***** DATA

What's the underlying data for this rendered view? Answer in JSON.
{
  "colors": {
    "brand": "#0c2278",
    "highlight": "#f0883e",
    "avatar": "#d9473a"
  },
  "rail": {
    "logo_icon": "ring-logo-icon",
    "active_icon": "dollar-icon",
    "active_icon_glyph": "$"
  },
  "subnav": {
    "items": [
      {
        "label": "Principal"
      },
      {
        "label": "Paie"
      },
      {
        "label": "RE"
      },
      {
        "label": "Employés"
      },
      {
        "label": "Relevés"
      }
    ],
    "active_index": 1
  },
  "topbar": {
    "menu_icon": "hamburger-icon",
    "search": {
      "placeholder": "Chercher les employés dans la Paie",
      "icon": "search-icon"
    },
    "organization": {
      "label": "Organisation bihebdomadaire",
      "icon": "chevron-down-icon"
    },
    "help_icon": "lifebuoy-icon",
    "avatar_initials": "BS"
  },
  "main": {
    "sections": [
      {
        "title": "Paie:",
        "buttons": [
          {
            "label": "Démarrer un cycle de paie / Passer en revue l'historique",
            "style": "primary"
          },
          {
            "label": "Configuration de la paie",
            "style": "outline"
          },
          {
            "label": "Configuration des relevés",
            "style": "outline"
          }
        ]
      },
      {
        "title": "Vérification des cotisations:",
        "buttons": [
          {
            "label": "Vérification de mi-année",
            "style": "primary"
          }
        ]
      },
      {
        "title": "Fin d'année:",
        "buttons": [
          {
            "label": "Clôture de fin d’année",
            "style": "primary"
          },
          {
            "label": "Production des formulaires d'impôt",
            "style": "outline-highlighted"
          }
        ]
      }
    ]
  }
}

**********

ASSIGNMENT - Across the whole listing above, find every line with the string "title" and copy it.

RESPONSE TO THIS EXERCISE -
        "title": "Paie:",
        "title": "Vérification des cotisations:",
        "title": "Fin d'année:",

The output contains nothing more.